SEATTLE — May 11, 2020 — Unprecedented collaboration and resources will be required to research and develop safe and effective vaccines for COVID-19 that can be manufactured and delivered in the scale of billions of doses to people globally.
Vaccine development often takes years. To speed up the process, Dr. Larry Corey of Fred Hutchinson Cancer Research Center, and experts at the National Institutes of Health outline a vision to create a coordinated and efficient approach to creating COVID-19 vaccines.
In a perspective published online May 11 by the journal Science, Corey and coauthors Dr. Anthony Fauci, Dr. John Mascola, and Dr. Francis Collins, share their plan for bringing together industry, government and academia to meet this urgent need. Dr. Fauci is the director of the National Institute of Allergy and Infectious diseases, part of NIH. Dr. Mascola is the director of the NIAID Vaccine Research Center, and Dr. Collins is the NIH director.
“We’re experiencing a series of unprecedented events with a disease that has spread globally and infected more people in a shorter time than any other infection in modern times,” said Corey, past president and director of Fred Hutch and a professor in its Vaccine and Infectious Disease Division. “In order to overcome the challenges in front of us, we each need to bring nothing short of our absolute best. The research and development of COVID-19 vaccines will require creativity, cooperation and commitment to save as many lives as possible as soon as we can.”
Throughout his career in developing vaccines, therapeutics and immunotherapies, Corey has led the successful integration of academic institutions, biotechnology and pharmaceutical companies in collaboration with public funding from NIH.
“Besides scientists and health experts, we need the help of industry and affected communities throughout the country to participate in large-scale trials of potential COVID vaccines,” he said.
The authors call for harmonizing each step of the process, from creating a common oversight body and shared set of criteria to evaluate the vaccine studies underway, to transparency and data sharing, to marshalling the full resources of private, public and philanthropic sectors to scale up eventual manufacturing capacity and distribution chains for COVID-19 vaccines.
“We want to see multiple successful vaccines and vaccine platforms meet the global need of immunizing billions of adults, children and restoring economic and health to the world,” urged Corey.
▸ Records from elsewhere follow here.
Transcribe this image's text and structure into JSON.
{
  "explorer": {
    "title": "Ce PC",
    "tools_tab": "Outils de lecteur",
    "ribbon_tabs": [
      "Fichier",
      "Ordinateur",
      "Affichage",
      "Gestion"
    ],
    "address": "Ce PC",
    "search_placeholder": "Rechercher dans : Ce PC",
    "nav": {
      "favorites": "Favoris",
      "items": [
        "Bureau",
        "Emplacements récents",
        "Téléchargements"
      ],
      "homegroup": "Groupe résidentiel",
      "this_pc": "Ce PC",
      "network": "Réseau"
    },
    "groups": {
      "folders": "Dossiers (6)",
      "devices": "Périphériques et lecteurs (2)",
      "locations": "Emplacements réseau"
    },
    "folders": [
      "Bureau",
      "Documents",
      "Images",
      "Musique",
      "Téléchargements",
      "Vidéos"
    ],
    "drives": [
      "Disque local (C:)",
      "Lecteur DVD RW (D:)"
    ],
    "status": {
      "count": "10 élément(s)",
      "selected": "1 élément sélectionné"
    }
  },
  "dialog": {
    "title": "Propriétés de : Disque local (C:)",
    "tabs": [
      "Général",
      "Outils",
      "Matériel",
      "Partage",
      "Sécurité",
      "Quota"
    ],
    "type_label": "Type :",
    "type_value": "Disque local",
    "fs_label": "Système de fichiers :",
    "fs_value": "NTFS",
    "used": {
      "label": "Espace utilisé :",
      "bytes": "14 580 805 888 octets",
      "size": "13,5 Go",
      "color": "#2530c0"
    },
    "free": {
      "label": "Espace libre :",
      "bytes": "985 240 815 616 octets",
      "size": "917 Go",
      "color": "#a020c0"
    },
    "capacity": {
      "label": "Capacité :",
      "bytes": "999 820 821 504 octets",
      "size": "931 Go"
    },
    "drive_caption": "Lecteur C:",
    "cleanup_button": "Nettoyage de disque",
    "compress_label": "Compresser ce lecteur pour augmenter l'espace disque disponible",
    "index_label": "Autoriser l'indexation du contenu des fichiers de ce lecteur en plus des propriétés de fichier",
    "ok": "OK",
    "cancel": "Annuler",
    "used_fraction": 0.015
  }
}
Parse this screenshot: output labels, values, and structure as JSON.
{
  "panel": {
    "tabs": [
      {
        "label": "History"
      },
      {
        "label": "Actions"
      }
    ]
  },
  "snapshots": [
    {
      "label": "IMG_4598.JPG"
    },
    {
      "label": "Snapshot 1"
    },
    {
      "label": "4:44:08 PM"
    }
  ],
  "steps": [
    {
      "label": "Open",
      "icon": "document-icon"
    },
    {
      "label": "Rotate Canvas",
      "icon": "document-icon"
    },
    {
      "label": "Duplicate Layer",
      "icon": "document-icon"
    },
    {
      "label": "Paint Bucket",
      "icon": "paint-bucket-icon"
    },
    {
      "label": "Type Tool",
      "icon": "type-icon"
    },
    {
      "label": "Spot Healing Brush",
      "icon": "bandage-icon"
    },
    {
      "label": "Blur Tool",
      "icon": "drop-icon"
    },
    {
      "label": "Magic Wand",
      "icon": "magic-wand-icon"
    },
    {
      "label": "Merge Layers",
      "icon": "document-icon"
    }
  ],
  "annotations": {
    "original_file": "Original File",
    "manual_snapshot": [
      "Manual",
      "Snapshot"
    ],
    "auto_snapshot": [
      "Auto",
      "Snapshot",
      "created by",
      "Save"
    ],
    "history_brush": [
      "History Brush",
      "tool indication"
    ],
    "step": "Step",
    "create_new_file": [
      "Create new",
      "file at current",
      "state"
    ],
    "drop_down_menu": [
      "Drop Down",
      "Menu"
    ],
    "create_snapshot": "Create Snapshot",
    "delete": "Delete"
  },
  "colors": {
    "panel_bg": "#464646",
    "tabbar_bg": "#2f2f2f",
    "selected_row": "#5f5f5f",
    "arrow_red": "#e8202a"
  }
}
At Fred Hutchinson Cancer Research Center, home to three Nobel laureates, interdisciplinary teams of world-renowned scientists seek new and innovative ways to prevent, diagnose and treat cancer, HIV/AIDS and other life-threatening diseases. Fred Hutch’s pioneering work in bone marrow transplantation led to the development of immunotherapy, which harnesses the power of the immune system to treat cancer. An independent, nonprofit research institute based in Seattle, Fred Hutch houses the nation’s first cancer prevention research program, as well as the clinical coordinating center of the Women’s Health Initiative and the international headquarters of the HIV Vaccine Trials Network.